“The Climate Atlas comes at a critical phase of decision making for how the U.S. will achieve the Biden Administration’s America the Beautiful initiative and address the global and national challenges of climate change and protect the health and diversity of nature,” said Danielle Murray, senior legal and policy director at Conservation Lands Foundation. “Public lands offer the greatest opportunity for federal action and we’ve built what we believe will be an immensely valuable tool and game-changer in how people understand their benefits.”
The Climate Atlas overlays the best-available data and provides an unparalleled view of the climate mitigation and biodiversity protection benefits that public lands across the U.S. can provide. For example, at the map’s intimate scale, it’s possible to see:
Pictured Above: How the unprotected terrain in the Western Arctic has low climate stability while ranking in the top percentages for carbon storage, ecological intactness, and other biodiversity values.
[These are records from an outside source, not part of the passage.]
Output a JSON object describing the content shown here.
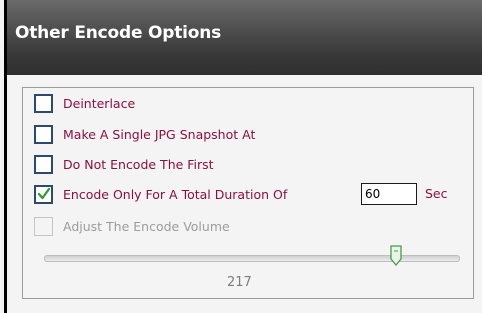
{
  "panel": {
    "title": "Other Encode Options"
  },
  "options": [
    {
      "label": "Deinterlace",
      "checked": false,
      "enabled": true
    },
    {
      "label": "Make A Single JPG Snapshot At",
      "checked": false,
      "enabled": true
    },
    {
      "label": "Do Not Encode The First",
      "checked": false,
      "enabled": true
    },
    {
      "label": "Encode Only For A Total Duration Of",
      "checked": true,
      "enabled": true
    },
    {
      "label": "Adjust The Encode Volume",
      "checked": false,
      "enabled": false
    }
  ],
  "duration": {
    "value": "60",
    "unit": "Sec"
  },
  "volume_slider": {
    "value": "217",
    "fraction": 0.86,
    "enabled": false
  },
  "colors": {
    "label": "#8b1040",
    "disabled_label": "#9c9c9c",
    "checkbox_border": "#2c4a6e",
    "checkmark": "#2e9a2e",
    "title_text": "#ffffff"
  },
  "icons": {
    "check": "checkmark-icon",
    "thumb": "slider-thumb-icon"
  }
}
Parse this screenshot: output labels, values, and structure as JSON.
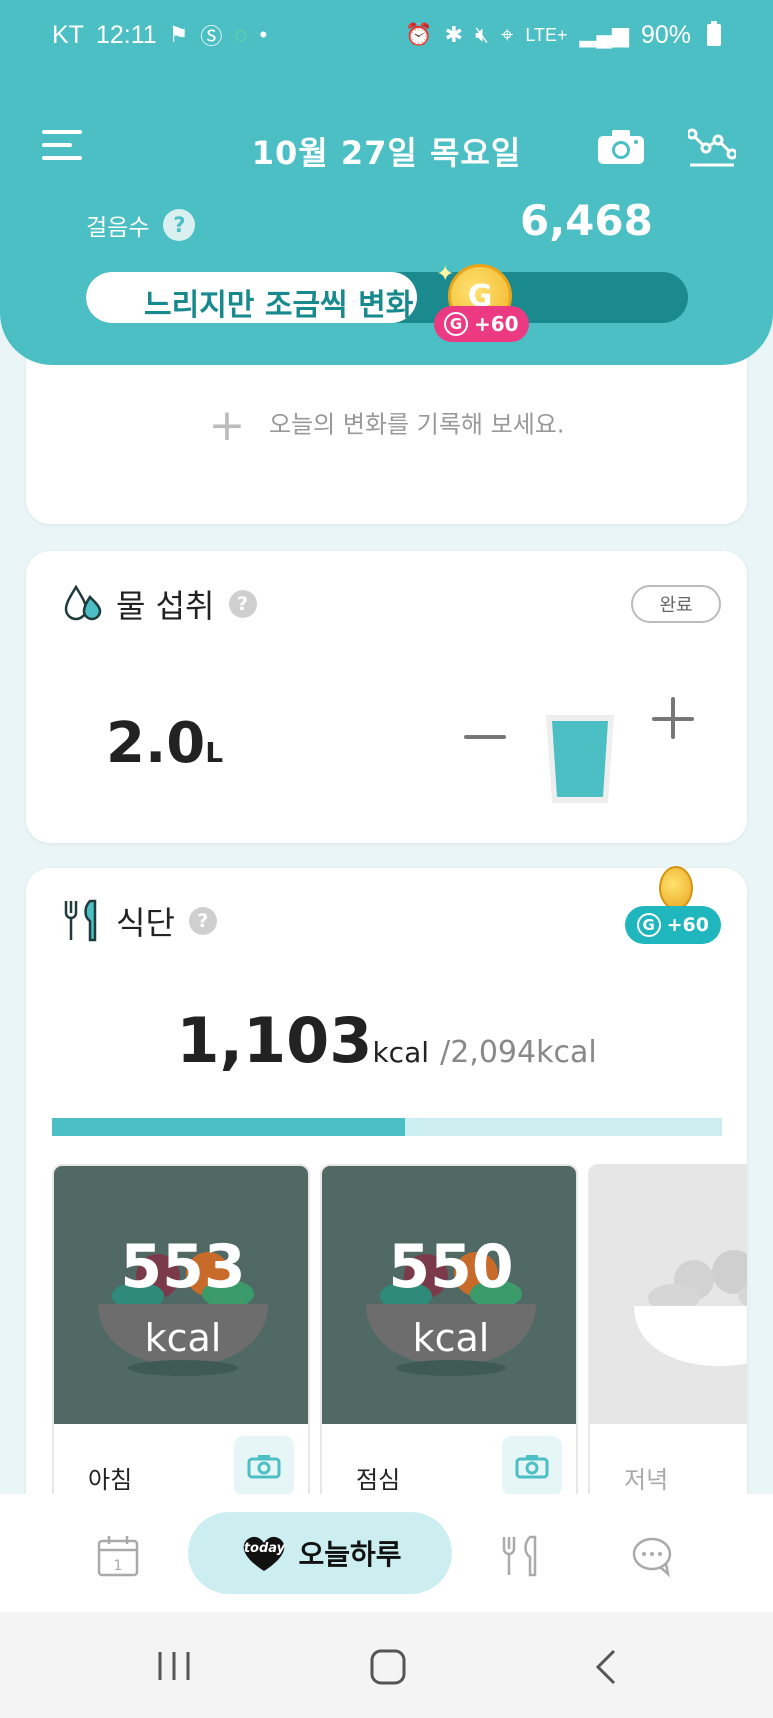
{
  "status_bar": {
    "carrier": "KT",
    "time": "12:11",
    "network": "LTE+",
    "battery": "90%"
  },
  "header": {
    "date": "10월 27일 목요일",
    "steps_label": "걸음수",
    "steps_help": "?",
    "steps_value": "6,468",
    "goal_text": "느리지만 조금씩 변화",
    "goal_progress": 0.55,
    "coin_glyph": "G",
    "reward_badge": "+60"
  },
  "diary": {
    "prompt": "오늘의 변화를 기록해 보세요.",
    "plus": "+"
  },
  "water": {
    "title": "물 섭취",
    "help": "?",
    "done_label": "완료",
    "amount": "2.0",
    "unit": "L"
  },
  "meal": {
    "title": "식단",
    "help": "?",
    "reward_badge": "+60",
    "eaten_kcal": "1,103",
    "kcal_unit": "kcal",
    "goal_kcal": "/2,094kcal",
    "progress": 0.527,
    "cards": [
      {
        "label": "아침",
        "kcal": "553",
        "unit": "kcal",
        "state": "photo"
      },
      {
        "label": "점심",
        "kcal": "550",
        "unit": "kcal",
        "state": "photo"
      },
      {
        "label": "저녁",
        "kcal": "",
        "unit": "",
        "state": "empty"
      }
    ]
  },
  "bottom_nav": {
    "today_badge": "today",
    "today_label": "오늘하루",
    "calendar_day": "1"
  },
  "colors": {
    "primary": "#4cbfc4",
    "dark_teal": "#1b8a8e",
    "pink": "#ec3a82",
    "photo_bg": "#516965"
  }
}
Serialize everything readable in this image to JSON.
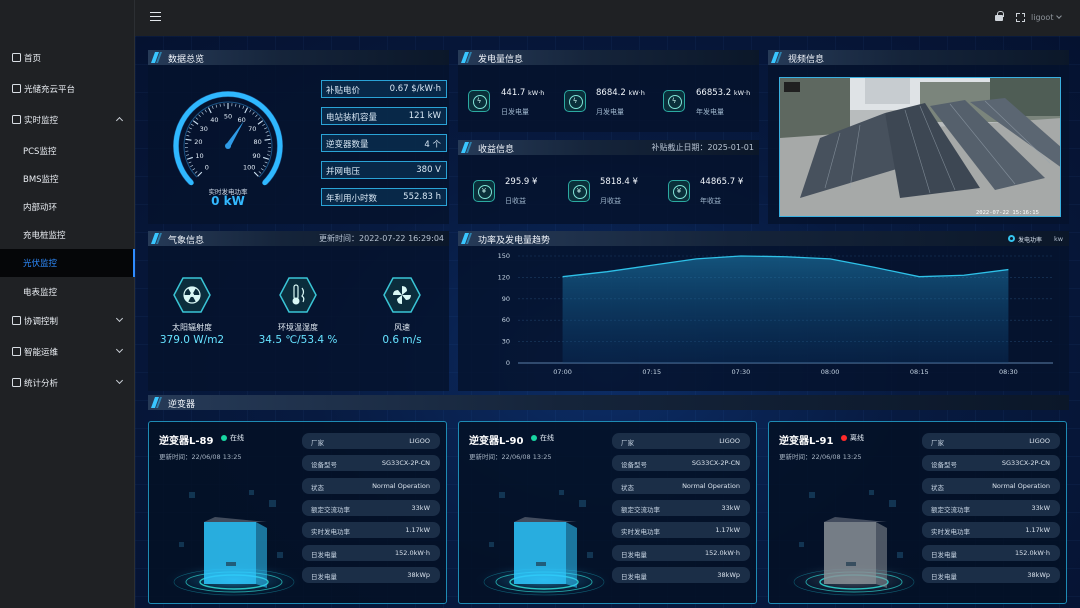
{
  "sidebar": {
    "items": [
      {
        "label": "首页",
        "icon": "door-exit-icon"
      },
      {
        "label": "光储充云平台",
        "icon": "square-arrow-icon"
      },
      {
        "label": "实时监控",
        "icon": "monitor-icon",
        "expanded": true
      },
      {
        "label": "PCS监控"
      },
      {
        "label": "BMS监控"
      },
      {
        "label": "内部动环"
      },
      {
        "label": "充电桩监控"
      },
      {
        "label": "光伏监控",
        "active": true
      },
      {
        "label": "电表监控"
      },
      {
        "label": "协调控制",
        "icon": "image-icon"
      },
      {
        "label": "智能运维",
        "icon": "monitor-icon"
      },
      {
        "label": "统计分析",
        "icon": "square-arrow-icon"
      }
    ]
  },
  "topbar": {
    "user": "ligoot"
  },
  "overview": {
    "title": "数据总览",
    "gauge": {
      "label": "实时发电功率",
      "value": "0 kW",
      "ticks": [
        "0",
        "10",
        "20",
        "30",
        "40",
        "50",
        "60",
        "70",
        "80",
        "90",
        "100"
      ],
      "level": 0.62
    },
    "rows": [
      {
        "label": "补贴电价",
        "value": "0.67 $/kW·h"
      },
      {
        "label": "电站装机容量",
        "value": "121 kW"
      },
      {
        "label": "逆变器数量",
        "value": "4 个"
      },
      {
        "label": "并网电压",
        "value": "380 V"
      },
      {
        "label": "年利用小时数",
        "value": "552.83 h"
      }
    ]
  },
  "generation": {
    "title": "发电量信息",
    "items": [
      {
        "value": "441.7",
        "unit": "kW·h",
        "label": "日发电量"
      },
      {
        "value": "8684.2",
        "unit": "kW·h",
        "label": "月发电量"
      },
      {
        "value": "66853.2",
        "unit": "kW·h",
        "label": "年发电量"
      }
    ]
  },
  "income": {
    "title": "收益信息",
    "note": "补贴截止日期：2025-01-01",
    "items": [
      {
        "value": "295.9",
        "unit": "¥",
        "label": "日收益"
      },
      {
        "value": "5818.4",
        "unit": "¥",
        "label": "月收益"
      },
      {
        "value": "44865.7",
        "unit": "¥",
        "label": "年收益"
      }
    ]
  },
  "video": {
    "title": "视频信息",
    "timestamp": "2022-07-22 15:16:15"
  },
  "weather": {
    "title": "气象信息",
    "updated": "更新时间：2022-07-22 16:29:04",
    "items": [
      {
        "label": "太阳辐射度",
        "value": "379.0 W/m2",
        "icon": "radiation-icon"
      },
      {
        "label": "环境温湿度",
        "value": "34.5 ℃/53.4 %",
        "icon": "thermometer-icon"
      },
      {
        "label": "风速",
        "value": "0.6 m/s",
        "icon": "fan-icon"
      }
    ]
  },
  "trend": {
    "title": "功率及发电量趋势",
    "legend": "发电功率",
    "unit": "kw"
  },
  "chart_data": {
    "type": "area",
    "x": [
      "07:00",
      "07:15",
      "07:30",
      "08:00",
      "08:15",
      "08:30"
    ],
    "x_ticks": [
      "07:00",
      "07:15",
      "07:30",
      "08:00",
      "08:15",
      "08:30"
    ],
    "series": [
      {
        "name": "发电功率",
        "points": [
          [
            0,
            121
          ],
          [
            0.5,
            128
          ],
          [
            1,
            137
          ],
          [
            1.5,
            146
          ],
          [
            2,
            150
          ],
          [
            2.5,
            149
          ],
          [
            3,
            146
          ],
          [
            3.5,
            134
          ],
          [
            4,
            121
          ],
          [
            4.5,
            123
          ],
          [
            5,
            131
          ]
        ]
      }
    ],
    "ylim": [
      0,
      150
    ],
    "yticks": [
      0,
      30,
      60,
      90,
      120,
      150
    ],
    "color": "#2ec1e8"
  },
  "inverters": {
    "title": "逆变器",
    "spec_keys": [
      "厂家",
      "设备型号",
      "状态",
      "额定交流功率",
      "实时发电功率",
      "日发电量",
      "日发电量"
    ],
    "cards": [
      {
        "name": "逆变器L-89",
        "status": "在线",
        "status_color": "#18d6a2",
        "time": "更新时间：22/06/08 13:25",
        "specs": [
          "LIGOO",
          "SG33CX-2P-CN",
          "Normal Operation",
          "33kW",
          "1.17kW",
          "152.0kW·h",
          "38kWp"
        ],
        "device_color": "#2fc9ff"
      },
      {
        "name": "逆变器L-90",
        "status": "在线",
        "status_color": "#18d6a2",
        "time": "更新时间：22/06/08 13:25",
        "specs": [
          "LIGOO",
          "SG33CX-2P-CN",
          "Normal Operation",
          "33kW",
          "1.17kW",
          "152.0kW·h",
          "38kWp"
        ],
        "device_color": "#2fc9ff"
      },
      {
        "name": "逆变器L-91",
        "status": "离线",
        "status_color": "#ff2a2a",
        "time": "更新时间：22/06/08 13:25",
        "specs": [
          "LIGOO",
          "SG33CX-2P-CN",
          "Normal Operation",
          "33kW",
          "1.17kW",
          "152.0kW·h",
          "38kWp"
        ],
        "device_color": "#8a9096"
      }
    ]
  }
}
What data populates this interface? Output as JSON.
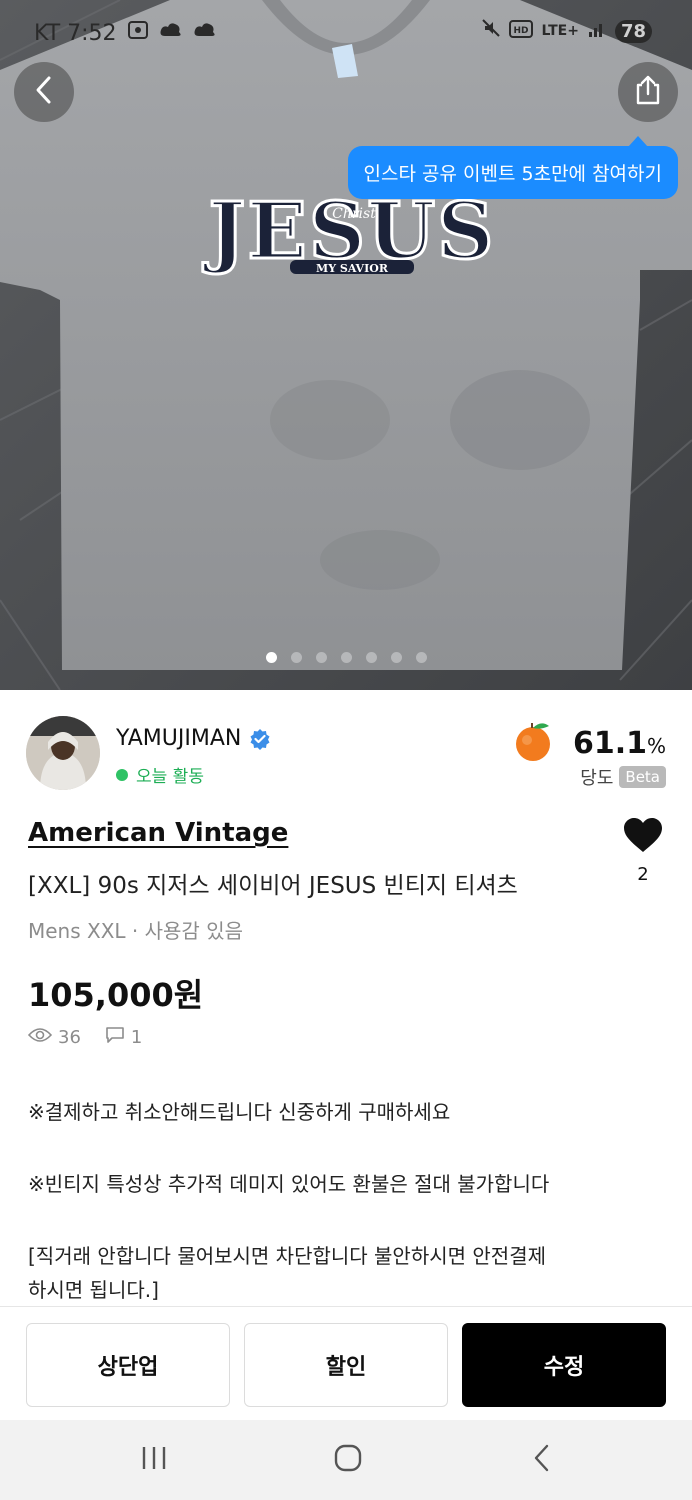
{
  "status_bar": {
    "carrier_time": "KT 7:52",
    "network": "LTE+",
    "battery": "78",
    "icons": [
      "screenshot-icon",
      "cloud-icon",
      "cloud-icon",
      "mute-icon",
      "hd-icon",
      "signal-icon"
    ]
  },
  "hero": {
    "tooltip": "인스타 공유 이벤트 5초만에 참여하기",
    "shirt_print_main": "JESUS",
    "shirt_print_script": "Christ",
    "shirt_print_banner": "MY SAVIOR",
    "dot_count": 7,
    "active_dot": 0
  },
  "seller": {
    "name": "YAMUJIMAN",
    "activity": "오늘 활동",
    "sweetness_value": "61.1",
    "sweetness_unit": "%",
    "sweetness_label": "당도",
    "beta_badge": "Beta"
  },
  "product": {
    "brand": "American Vintage",
    "title": "[XXL] 90s 지저스 세이비어 JESUS 빈티지 티셔츠",
    "like_count": "2",
    "meta": "Mens XXL · 사용감 있음",
    "price": "105,000원",
    "views": "36",
    "comments": "1"
  },
  "description": {
    "line1": "※결제하고 취소안해드립니다 신중하게 구매하세요",
    "line2": "※빈티지 특성상 추가적 데미지 있어도 환불은 절대 불가합니다",
    "line3a": "[직거래 안합니다 물어보시면 차단합니다 불안하시면 안전결제",
    "line3b": "하시면 됩니다.]"
  },
  "actions": {
    "bump": "상단업",
    "discount": "할인",
    "edit": "수정"
  },
  "colors": {
    "tooltip": "#1b8cff",
    "activity_green": "#1dae55",
    "verified_blue": "#3b8ee8",
    "primary_button": "#000000"
  }
}
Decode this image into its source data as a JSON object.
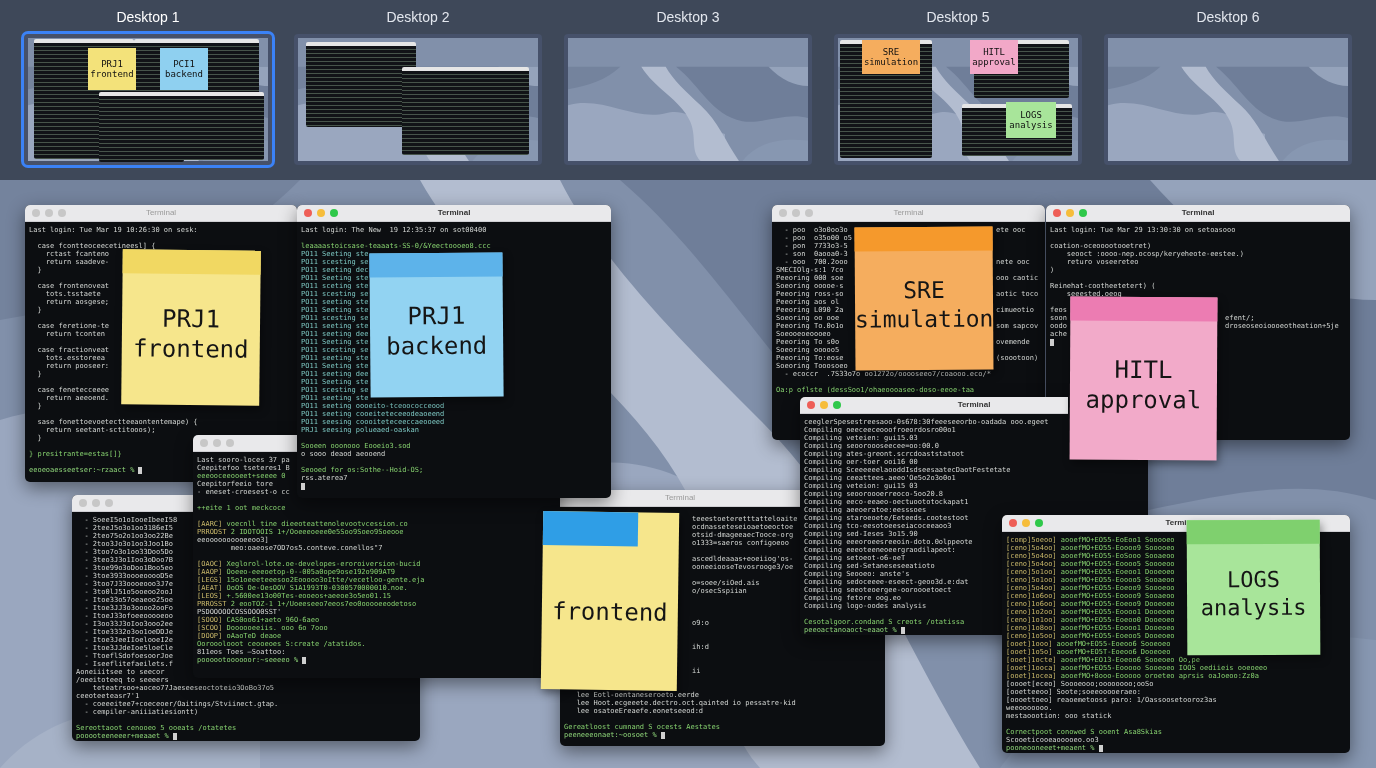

Pictured Above: How a volcanic plateau in the Caja del Rio area outside of Santa Fe, New Mexico plays a key role in helping wildlife species adapt to climate change and is among the top 20% of unprotected public lands with the highest conservation value in the lower 48 U.S. states.
Pictured Above: A look into California's Bodie Hills, unprotected alpine terrain with high ecological intactness and species richness that puts it within the top 10% of all unprotected Bureau of Land Management lands in the state due to its rare biodiversity.
The Climate Atlas offers one of the clearest assessments available of the climate and biodiversity benefits that any given landscape in the U.S. provides. With it, users can:
- View baseline data on the ecological health and status of a landscape, and what the government is currently doing (or not doing) to protect it.
- Identify which public lands offer the best opportunities for storing carbon, preventing species loss, and protecting biodiversity.
- Scan already-protected lands and where oil and gas wells are located.
- Prioritize which public lands to protect based on the values you select.
This tool has been more than a year in the making and was conceived and developed by the Conservation Lands Foundation and Conservation Science Partners. The Climate Atlas is novel in four important ways:
- It focuses on climate, carbon, and biodiversity.
- It includes Alaska, which is not often included in data analyses of this kind.
- It uses a rigorous, peer-reviewed modeling approach to combine indicators.
- It’s designed to directly meet user needs.
"Mitigating the impacts of climate change and stemming the loss of biodiversity are two of the most important conservation challenges facing humanity today" said Dr. Justin Suraci, lead scientist at Conservation Science Partners. "This tool draws on the best available data to provide rigorous, science-based recommendations on which landscapes to prioritize in meeting these crucial goals."
The Climate Atlas is free to use and available online at: https://www.theclimateatlas.org.